MacroScope

from UK News:

Has Alistair Darling done enough to revive Labour’s electoral hopes?

So how was it for you?

Chancellor Alistair Darling threw the dice in his pre-budget report in an attempt to bolster Labour's chances of winning the general election in 2010.

From hitting bankers with a one-off bonus tax to lowering bingo duty, Darling played to the Labour heartlands, while hoping to win back voters who have been telling pollsters that they are done with Gordon Brown.

Other measures included the return of full value added tax in January, a 2.5 percent rise in the basic state pension, a 1.5 percent increase in child benefit, as well as help for small businesses and various initiatives to boost the government’s green credentials.

All this while admitting that the recession was worse than he had predicted, with the economy shrinking by 4.75 percent in 2009.

Not surprisingly Darling’s Conservative counterpart George Osborne wasn’t impressed, accusing the chancellor of  "sleight of hand" and "sneaky fiddling".

The word on Gordon Brown from Cayman

Gordon Brown is truly having a rough time. Rebuffed by the United States, International Monetary Fund and others for floating the idea of a tax on financial transactions at this weekend’s G20 meeting, he has now got short shrift from the Cayman Islands.

McKeeva Bush, the veteran Caymanian politican who is now premier of the British Overseas Territory, popped in to the Reuters London headquarters for a chat this week. His main concern was to explain plans for making the islands an easier place for financial services personnel to live in. He would like some of those 8,000 hedge nearly 10,000 funds that are registered there to be more than just brass plaques. But, when asked, he also had time to dismiss the idea of a transaction tax out of hand.

“That’s an old hat. I have been hearing about it for 25 years. It’s just not practicable. It will not work.”

Brown gets helping hand from Obama

He loves the Queen and the British people. Truth be told, President Obama was always going to be a hit on his first overseas trip.
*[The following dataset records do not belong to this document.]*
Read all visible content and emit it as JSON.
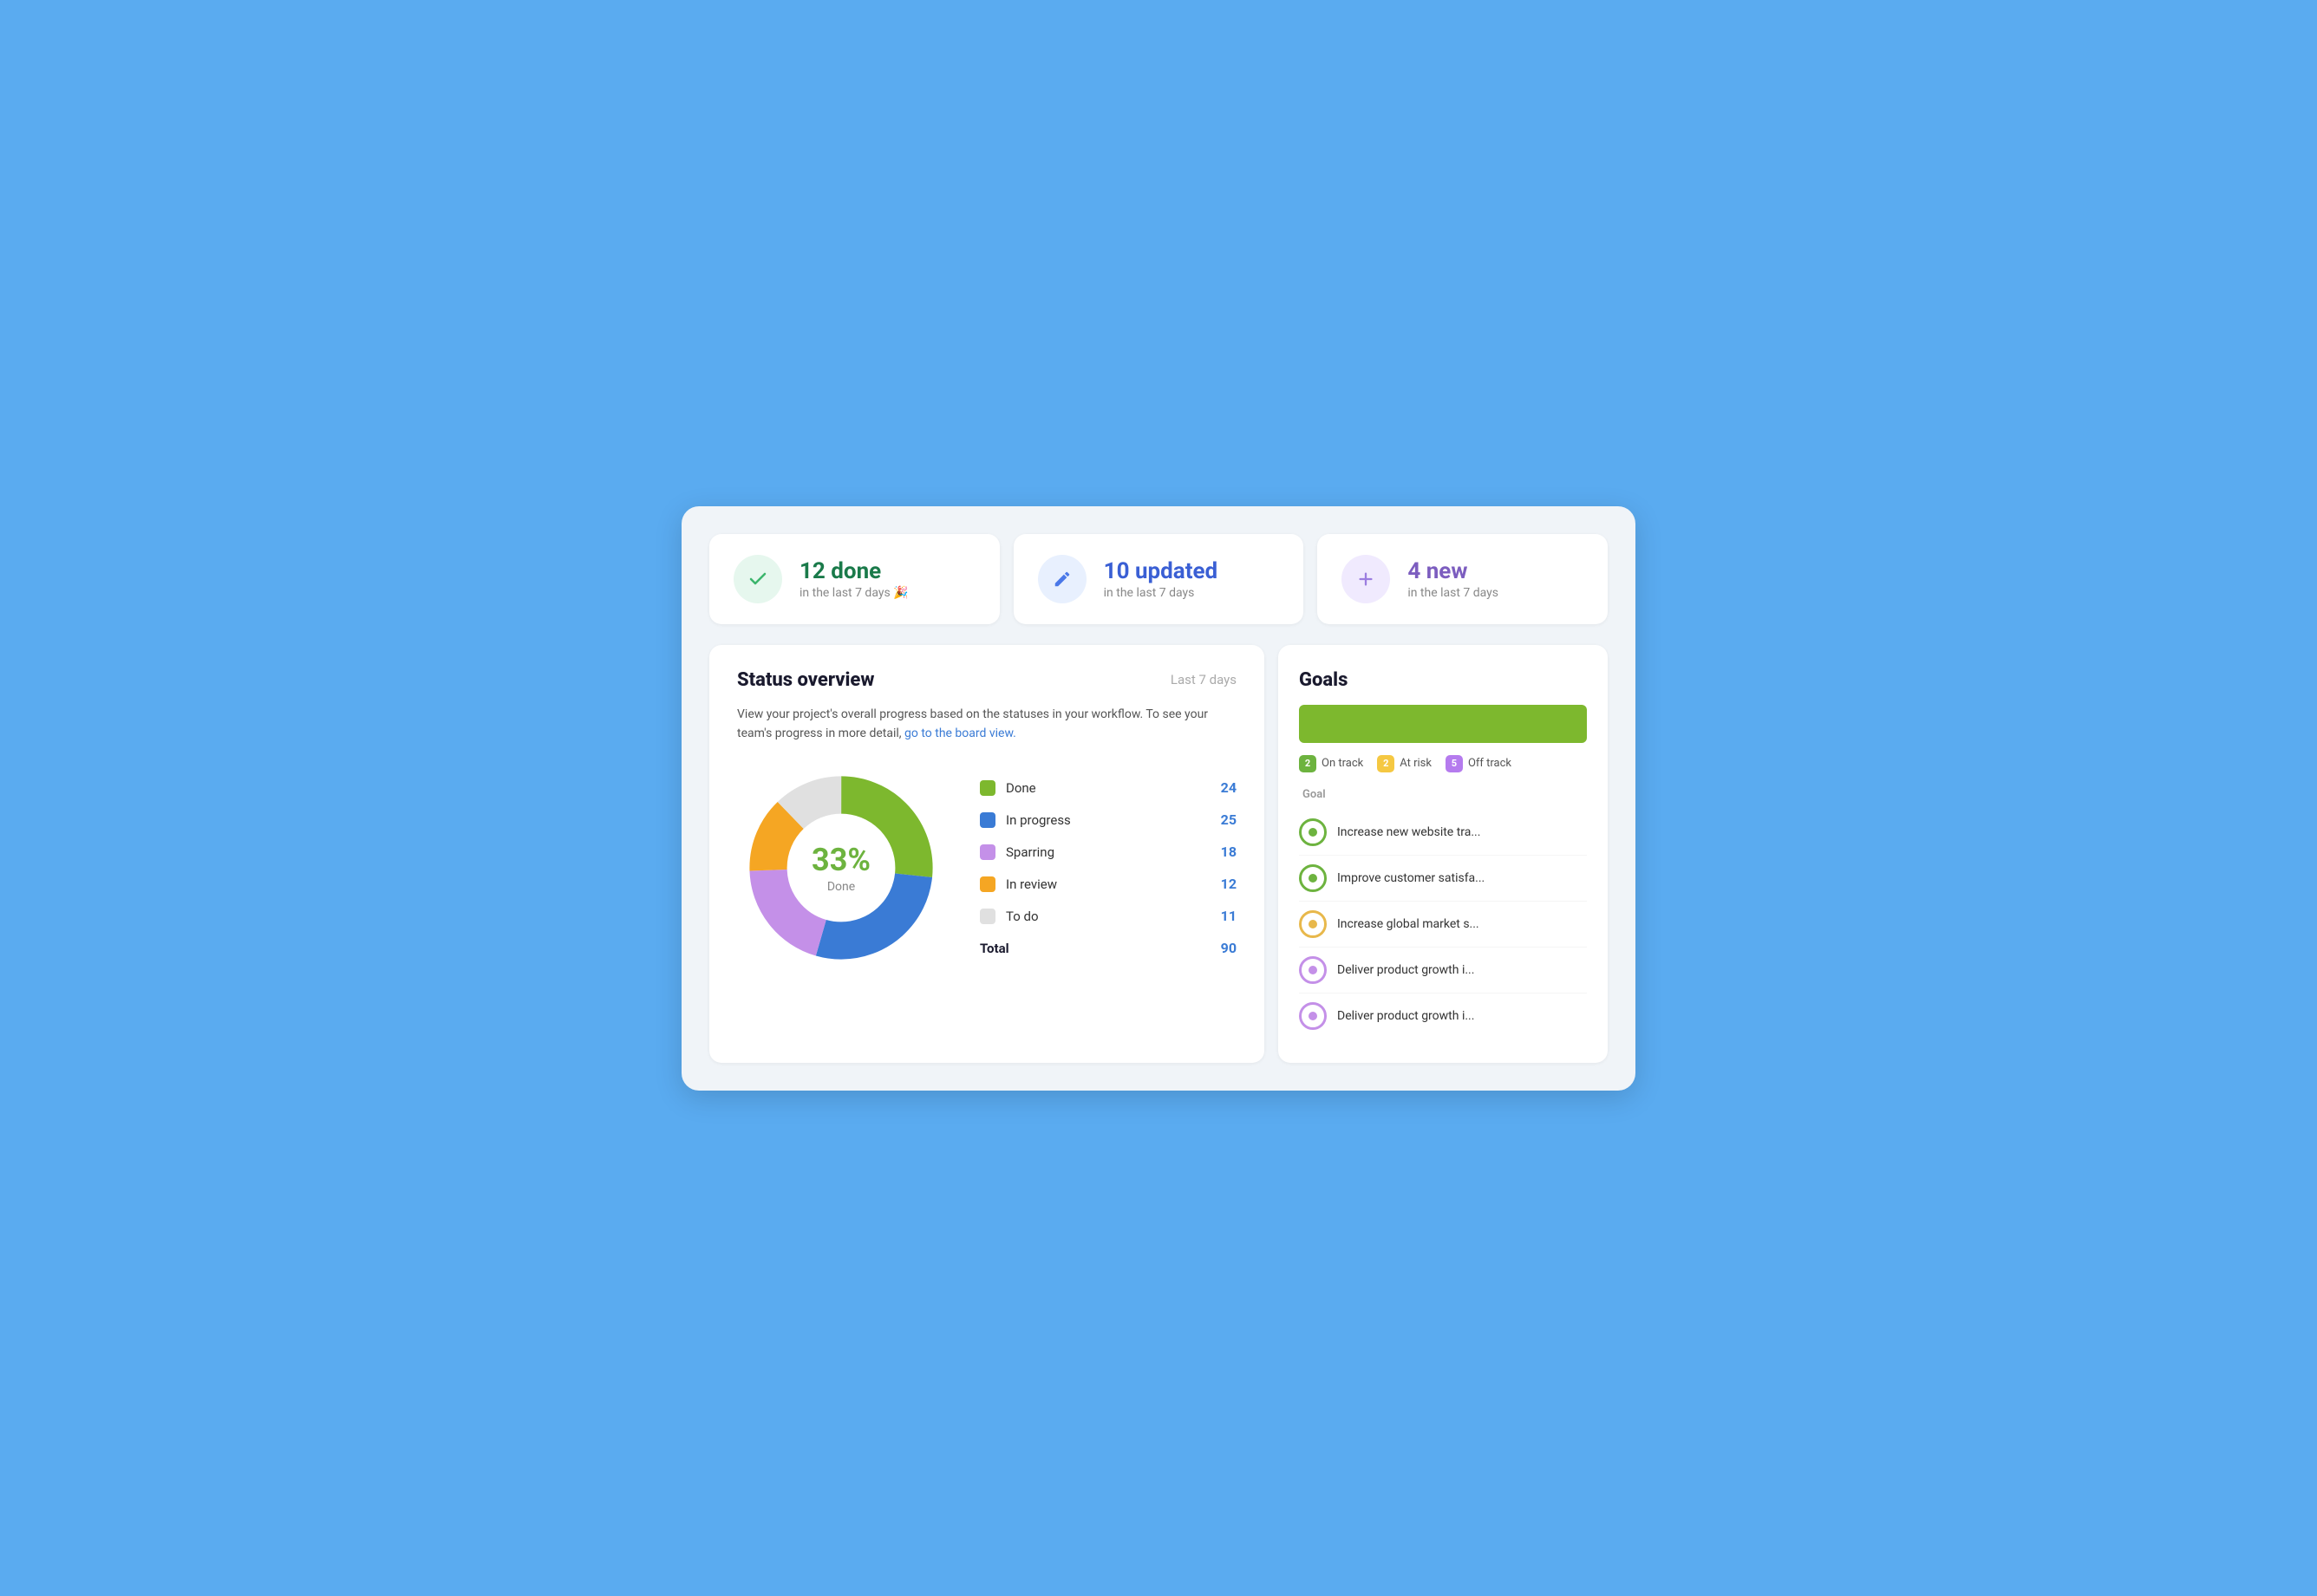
{
  "stat_cards": [
    {
      "icon_type": "check",
      "icon_class": "green",
      "number": "12 done",
      "sub": "in the last 7 days 🎉",
      "number_color": "#1a7a4a"
    },
    {
      "icon_type": "pencil",
      "icon_class": "blue",
      "number": "10 updated",
      "sub": "in the last 7 days",
      "number_color": "#3a5fd4"
    },
    {
      "icon_type": "plus",
      "icon_class": "purple",
      "number": "4 new",
      "sub": "in the last 7 days",
      "number_color": "#7c5dbf"
    }
  ],
  "status_overview": {
    "title": "Status overview",
    "time_label": "Last 7 days",
    "description": "View your project's overall progress based on the statuses in your workflow. To see your team's progress in more detail,",
    "link_text": "go to the board view.",
    "center_percent": "33%",
    "center_label": "Done",
    "legend": [
      {
        "name": "Done",
        "value": "24",
        "color": "#7db82e"
      },
      {
        "name": "In progress",
        "value": "25",
        "color": "#3a7bd5"
      },
      {
        "name": "Sparring",
        "value": "18",
        "color": "#c490e8"
      },
      {
        "name": "In review",
        "value": "12",
        "color": "#f5a623"
      },
      {
        "name": "To do",
        "value": "11",
        "color": "#e0e0e0"
      }
    ],
    "total_label": "Total",
    "total_value": "90"
  },
  "goals": {
    "title": "Goals",
    "bar_color": "#7db82e",
    "legend": [
      {
        "count": "2",
        "label": "On track",
        "badge_class": "badge-green"
      },
      {
        "count": "2",
        "label": "At risk",
        "badge_class": "badge-yellow"
      },
      {
        "count": "5",
        "label": "Off track",
        "badge_class": "badge-purple"
      }
    ],
    "column_header": "Goal",
    "items": [
      {
        "name": "Increase new website tra...",
        "icon_class": "green-target"
      },
      {
        "name": "Improve customer satisfa...",
        "icon_class": "green-target"
      },
      {
        "name": "Increase global market s...",
        "icon_class": "yellow-target"
      },
      {
        "name": "Deliver product growth i...",
        "icon_class": "light-purple-target"
      },
      {
        "name": "Deliver product growth i...",
        "icon_class": "light-purple-target"
      }
    ]
  }
}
But Gordon Brown probably could not believe his luck. The prime minister just could not stop grinning as he stood next to the new president at a news conference in the Foreign Office ahead of the G20 summit.

He must have always been hoping for a bit of the Obama magic to rub off on him and revive his battered ratings but he can’t have expected the ringing endorsement he got.
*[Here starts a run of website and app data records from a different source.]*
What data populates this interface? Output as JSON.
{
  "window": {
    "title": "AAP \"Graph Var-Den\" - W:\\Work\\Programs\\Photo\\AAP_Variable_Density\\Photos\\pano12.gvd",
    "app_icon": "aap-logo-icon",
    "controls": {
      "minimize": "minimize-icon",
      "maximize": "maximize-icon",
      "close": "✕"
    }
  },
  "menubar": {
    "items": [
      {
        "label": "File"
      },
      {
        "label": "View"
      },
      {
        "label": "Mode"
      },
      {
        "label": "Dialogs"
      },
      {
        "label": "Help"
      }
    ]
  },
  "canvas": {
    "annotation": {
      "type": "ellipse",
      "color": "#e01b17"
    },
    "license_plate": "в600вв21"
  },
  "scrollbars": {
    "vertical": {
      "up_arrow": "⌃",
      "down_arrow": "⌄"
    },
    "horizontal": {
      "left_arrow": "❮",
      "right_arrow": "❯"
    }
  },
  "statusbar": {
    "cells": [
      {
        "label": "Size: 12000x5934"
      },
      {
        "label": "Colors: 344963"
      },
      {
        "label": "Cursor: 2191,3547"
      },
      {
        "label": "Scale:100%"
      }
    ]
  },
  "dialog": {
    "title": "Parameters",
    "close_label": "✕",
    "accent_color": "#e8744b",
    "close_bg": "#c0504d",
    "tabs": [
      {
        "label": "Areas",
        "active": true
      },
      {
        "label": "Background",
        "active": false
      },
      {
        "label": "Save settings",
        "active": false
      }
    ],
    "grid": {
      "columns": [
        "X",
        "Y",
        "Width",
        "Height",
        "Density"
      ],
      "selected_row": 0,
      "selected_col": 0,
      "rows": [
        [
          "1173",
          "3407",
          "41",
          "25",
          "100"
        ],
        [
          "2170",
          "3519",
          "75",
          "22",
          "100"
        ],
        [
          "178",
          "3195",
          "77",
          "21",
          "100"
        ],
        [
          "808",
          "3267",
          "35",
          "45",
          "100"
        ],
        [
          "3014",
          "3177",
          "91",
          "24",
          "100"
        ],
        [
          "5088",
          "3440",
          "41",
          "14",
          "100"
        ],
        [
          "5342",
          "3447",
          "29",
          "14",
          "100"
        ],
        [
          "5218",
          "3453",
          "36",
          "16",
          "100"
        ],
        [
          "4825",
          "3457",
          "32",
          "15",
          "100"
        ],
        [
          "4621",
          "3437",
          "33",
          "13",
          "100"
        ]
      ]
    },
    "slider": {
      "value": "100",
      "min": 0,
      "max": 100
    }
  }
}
from UK News:

Ghost of past failure haunts G20

Stopping off in New York during a marathon, 18,000-mile diplomatic offensive before next week’s G20 summit in London next week, British Prime Minister Gordon Brown recalled a conference held in eerily similar circumstances in London 76 years ago.

Sixty-six nations gathered for the June 1933 London Monetary and Economic Conference which was aimed at lifting the world’s economy out of the Depression.
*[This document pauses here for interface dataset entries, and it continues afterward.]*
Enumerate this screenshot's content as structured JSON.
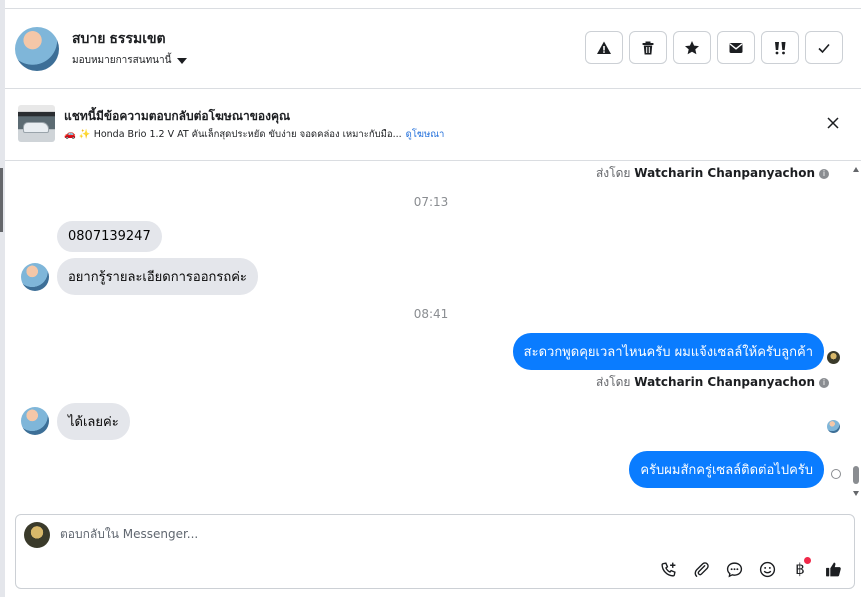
{
  "header": {
    "contact_name": "สบาย ธรรมเขต",
    "assign_label": "มอบหมายการสนทนานี้",
    "actions": [
      {
        "name": "spam-button",
        "icon": "warning-icon"
      },
      {
        "name": "delete-button",
        "icon": "trash-icon"
      },
      {
        "name": "star-button",
        "icon": "star-icon"
      },
      {
        "name": "mark-unread-button",
        "icon": "envelope-icon"
      },
      {
        "name": "follow-up-button",
        "icon": "follow-up-icon"
      },
      {
        "name": "mark-done-button",
        "icon": "check-icon"
      }
    ]
  },
  "ad_banner": {
    "title": "แชทนี้มีข้อความตอบกลับต่อโฆษณาของคุณ",
    "ad_text": "🚗 ✨ Honda Brio 1.2 V AT คันเล็กสุดประหยัด ขับง่าย จอดคล่อง เหมาะกับมือ...",
    "view_ad_link": "ดูโฆษณา"
  },
  "messages": {
    "sent_by_top": {
      "prefix": "ส่งโดย",
      "name": "Watcharin Chanpanyachon"
    },
    "time_1": "07:13",
    "in_1": "0807139247",
    "in_2": "อยากรู้รายละเอียดการออกรถค่ะ",
    "time_2": "08:41",
    "out_1": "สะดวกพูดคุยเวลาไหนครับ ผมแจ้งเซลล์ให้ครับลูกค้า",
    "sent_by_1": {
      "prefix": "ส่งโดย",
      "name": "Watcharin Chanpanyachon"
    },
    "in_3": "ได้เลยค่ะ",
    "out_2": "ครับผมสักครู่เซลล์ติดต่อไปครับ"
  },
  "composer": {
    "placeholder": "ตอบกลับใน Messenger...",
    "tools": [
      "call-icon",
      "paperclip-icon",
      "chat-bubble-icon",
      "emoji-icon",
      "baht-icon",
      "thumbs-up-icon"
    ],
    "baht_symbol": "฿"
  },
  "colors": {
    "outgoing_bubble": "#0a7cff",
    "incoming_bubble": "#e4e6eb",
    "link": "#216fdb",
    "notification_dot": "#f02849"
  }
}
But amid American opposition to European plans to return to a system of fixed exchange rates, the conference collapsed and the world put up trade barriers, jobless ranks swelled and the rise of Fascism took the world into war.

from Mark Felsenthal:

Sherlock Holmes and the Case of the Collapsing Economy

"I think, Watson," Sherlock Holmes tells Watson in "The Five Orange Pips,"  "that of all our cases we have had none more fantastic than this."

The famous fictitious sleuth referred not to a world-wide financial crisis, but a multi-continental saga of murderous revenge, and it also centered on the British hamlet of Horsham, where the Group of 20 rich and emerging nations are meeting to solve their own baffling case, the Global Economic Collapse of 2008-?. 

Readers who not like the endings of stories given away should read no futher. Readers hoping for a hopeful analogy to a story about brains and pluck overcoming adversity should also click away from this post immediately.

Echoes of 1933

Will President Barack Obama attend the summit of the Group of 20 rich and emerging countries in early April, hosted by UK Prime Minister Gordon Brown to tackle the financial and economic crisis?

The working assumption is he will, on one of his first foreign trips as president. But there is still no official confirmation.

At the G20 summit in Washington on Nov. 15, Obama’s transition team stuck strictly to the rule: “There is only one president at a time”, and the president-elect did not meet any of the foreign summiteers.

from Global Investing:

Wish I hadn’t said that…

As sterling sinks to a 7-1/2 year low against the dollar, traders and investors are wondering who was the established political figure that made the following comments when Britain was kicked out of the Exchange Rate Mechanism in 1992.

"A weak currency arises from a weak economy which in turn is the result of a weak government."

Answer: Gordon Brown, then Shadow Chancellor, in an article in London's Evening Standard newspaper.